Orientation effects in creep
Creep in materials refers to the gradual strain extension of that material under sustained load over extended time periods. In metals, creep is of particular concern because it typically only manifests over long time periods, for example ten to twenty years, and at temperatures which are in excess of approximately 40% of the melting point. However at higher temperatures or high stress levels the period in which damage manifests can reduce significantly.
After such long periods and such duration of usually satisfactory performance, the perception of any danger from an erstwhile perfectly satisfactorily operating component or system is often overlooked. However, it is exactly at this stage that creep scenarios of this sort need to be considered. At a microstructural level the creep damage is manifest by dislocation movement and agglomeration to grain boundaries, in such a manner as to attempt to alleviate the very driving stresses or forces. For example, a high pressure, thick wall pipe at sustained pressure, (and at creep related temperatures) approaching 40% of melting temperature, will be subject to such creep re-distribution of dislocations, in a manner to attempt to ameliorate the stress by changing its dimension in the direction of the principal stress. In a thick walled pipe this would be in the hoop direction, where the hoop stress is typically twice the stress in the longitudinal direction.

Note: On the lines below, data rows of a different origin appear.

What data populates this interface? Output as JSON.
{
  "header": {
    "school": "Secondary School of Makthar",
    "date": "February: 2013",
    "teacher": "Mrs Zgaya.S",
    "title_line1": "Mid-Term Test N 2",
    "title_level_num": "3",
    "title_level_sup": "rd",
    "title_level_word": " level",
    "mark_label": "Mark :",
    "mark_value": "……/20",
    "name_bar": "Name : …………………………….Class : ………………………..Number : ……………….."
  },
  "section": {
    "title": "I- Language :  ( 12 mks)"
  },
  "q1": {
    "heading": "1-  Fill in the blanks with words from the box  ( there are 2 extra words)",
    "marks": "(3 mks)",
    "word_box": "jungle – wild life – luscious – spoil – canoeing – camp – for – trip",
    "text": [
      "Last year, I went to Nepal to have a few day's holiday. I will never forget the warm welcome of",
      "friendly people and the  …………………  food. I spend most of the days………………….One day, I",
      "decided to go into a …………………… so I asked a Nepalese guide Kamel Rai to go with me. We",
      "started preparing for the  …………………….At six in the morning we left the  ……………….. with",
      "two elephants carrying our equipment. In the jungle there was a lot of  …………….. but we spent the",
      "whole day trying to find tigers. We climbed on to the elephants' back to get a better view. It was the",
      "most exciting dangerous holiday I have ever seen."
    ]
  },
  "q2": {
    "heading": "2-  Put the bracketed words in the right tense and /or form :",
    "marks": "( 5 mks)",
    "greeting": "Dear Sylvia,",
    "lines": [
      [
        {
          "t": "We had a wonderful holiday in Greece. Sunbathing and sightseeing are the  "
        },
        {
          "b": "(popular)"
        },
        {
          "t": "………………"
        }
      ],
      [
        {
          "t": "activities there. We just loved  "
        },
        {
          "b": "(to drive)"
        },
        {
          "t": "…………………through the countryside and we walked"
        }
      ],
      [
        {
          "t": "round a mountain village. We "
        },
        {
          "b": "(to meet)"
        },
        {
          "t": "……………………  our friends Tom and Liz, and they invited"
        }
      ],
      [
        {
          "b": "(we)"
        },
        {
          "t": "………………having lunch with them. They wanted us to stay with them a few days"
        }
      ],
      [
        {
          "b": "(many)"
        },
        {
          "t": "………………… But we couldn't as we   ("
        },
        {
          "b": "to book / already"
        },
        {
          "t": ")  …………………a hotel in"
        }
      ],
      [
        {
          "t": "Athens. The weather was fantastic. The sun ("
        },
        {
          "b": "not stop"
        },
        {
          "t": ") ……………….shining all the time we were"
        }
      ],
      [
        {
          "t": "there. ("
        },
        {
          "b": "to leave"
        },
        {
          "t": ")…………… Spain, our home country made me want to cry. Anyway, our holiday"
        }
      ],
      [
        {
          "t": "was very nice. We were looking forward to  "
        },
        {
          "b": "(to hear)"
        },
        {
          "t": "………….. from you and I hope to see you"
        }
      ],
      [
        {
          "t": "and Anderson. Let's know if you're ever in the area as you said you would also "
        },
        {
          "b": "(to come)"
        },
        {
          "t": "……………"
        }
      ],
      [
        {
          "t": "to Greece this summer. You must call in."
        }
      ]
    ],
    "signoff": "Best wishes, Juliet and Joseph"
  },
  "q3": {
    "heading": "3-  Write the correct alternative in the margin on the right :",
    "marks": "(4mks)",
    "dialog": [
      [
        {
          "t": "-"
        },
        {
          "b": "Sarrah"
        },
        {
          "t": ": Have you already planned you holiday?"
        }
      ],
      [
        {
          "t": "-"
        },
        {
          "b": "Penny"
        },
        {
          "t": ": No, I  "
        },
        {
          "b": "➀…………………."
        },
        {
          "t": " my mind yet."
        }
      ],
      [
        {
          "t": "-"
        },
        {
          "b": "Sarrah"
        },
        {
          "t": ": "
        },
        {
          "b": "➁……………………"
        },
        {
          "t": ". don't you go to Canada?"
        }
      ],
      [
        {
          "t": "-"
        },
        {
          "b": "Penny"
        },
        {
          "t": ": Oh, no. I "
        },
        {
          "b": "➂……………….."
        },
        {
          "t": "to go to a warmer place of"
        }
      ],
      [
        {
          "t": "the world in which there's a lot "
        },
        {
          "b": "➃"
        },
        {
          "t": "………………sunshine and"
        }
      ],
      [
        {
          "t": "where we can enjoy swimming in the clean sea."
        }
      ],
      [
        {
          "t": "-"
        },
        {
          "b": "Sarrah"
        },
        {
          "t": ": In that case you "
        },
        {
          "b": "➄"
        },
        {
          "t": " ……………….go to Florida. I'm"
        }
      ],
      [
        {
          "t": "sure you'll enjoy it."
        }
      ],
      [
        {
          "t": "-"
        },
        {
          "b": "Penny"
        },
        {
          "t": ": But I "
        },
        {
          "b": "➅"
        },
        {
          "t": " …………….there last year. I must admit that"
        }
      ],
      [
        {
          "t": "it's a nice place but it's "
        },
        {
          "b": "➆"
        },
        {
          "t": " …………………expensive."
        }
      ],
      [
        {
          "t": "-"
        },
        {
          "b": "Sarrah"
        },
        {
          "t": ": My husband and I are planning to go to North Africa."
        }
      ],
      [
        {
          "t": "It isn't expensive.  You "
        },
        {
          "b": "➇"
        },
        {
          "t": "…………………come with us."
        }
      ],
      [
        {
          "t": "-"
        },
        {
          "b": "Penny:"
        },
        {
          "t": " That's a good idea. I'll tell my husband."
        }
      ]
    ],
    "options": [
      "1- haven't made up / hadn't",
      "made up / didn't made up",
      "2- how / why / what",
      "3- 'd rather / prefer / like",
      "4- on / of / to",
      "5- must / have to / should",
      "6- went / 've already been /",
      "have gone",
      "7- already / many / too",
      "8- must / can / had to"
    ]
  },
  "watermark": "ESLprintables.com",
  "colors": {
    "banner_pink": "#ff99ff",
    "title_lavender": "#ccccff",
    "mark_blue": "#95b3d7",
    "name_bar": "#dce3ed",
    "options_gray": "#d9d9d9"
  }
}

If the temperatures are indeed in the creep range then dislocation activity is such that dislocations from the bulk material tend to gravitate to grain boundaries and particularly those grain boundaries that are normal to the principal stress. So in the case of a high pressure pipe the largest stresses would be in the hoop direction (typically twice those of stresses in a longitudinal direction). With sufficient time at creep temperatures this damage would agglomerate in strings of local grain boundary damage located predominantly in a longitudinal direction, perpendicular to the principal stresses (in a hoop direction). If sufficiently extensive such damage would lead to a reduction in fracture toughness increasing the propensity for cracking in the longitudinal direction, as opposed to cracking in the hoop, or circumferential, direction. This deterioration in fracture toughness as a function of orientation for stresses in the hoop direction compared to the longitudinal direction, would only be significant after sustained high temperature exposure for long enough times.
The creep behaviour can be well characterised by the three well known stages of initial Primary creep (I), Secondary creep (II) (generally a linear degradation with time), leading ultimately to (III) Tertiary creep, where dimensional change increases at an exponential rate, which can lead to complete collapse and catastrophic failure. This three stage creep development is well known and illustrated in the figure below, showing primary (I), secondary (II) and tertiary (III) creep. However, of more importance perhaps, from a microstructural view point, is the agglomeration of dislocation pile up damage predominantly at grain boundaries located approximately perpendicular to the principal stresses. In the case of a creep stressed pipe, this would be cracking more in the longitudinal direction (perpendicular to high hoop stresses) than cracking in the hoop direction. In due course at its extreme such microstructural damage would manifest as complete cracks and lead to longitudinal splitting of the pipe. At an earlier stage, however, before complete splitting and catastrophic rupture, there is a change in cracking resistance, as a function of orientation, and this is most easily manifest by changes in fracture toughness of the pipe steel, as a function of orientation. This could readily be measured and ‘fitness for purpose’ quantified in such pipes exposed to such creep damage.
The message then is to be aware of those pipe (or pressure vessel) application subject to creep conditions, (sustained load at or above 40% of melting temperature, for long periods of time (several years) ) and assess them from a structural integrity/Fracture Mechanics perspective.
Note: In the figure creep damage, in the form of voids or cavities, in the secondary and particularly tertiary creep range, agglomerates mostly in the vertical direction (in this figure), perpendicular to the sustained principal stress.
Published in Technical Tips by Origen Engineering Solutions on 1 October 2017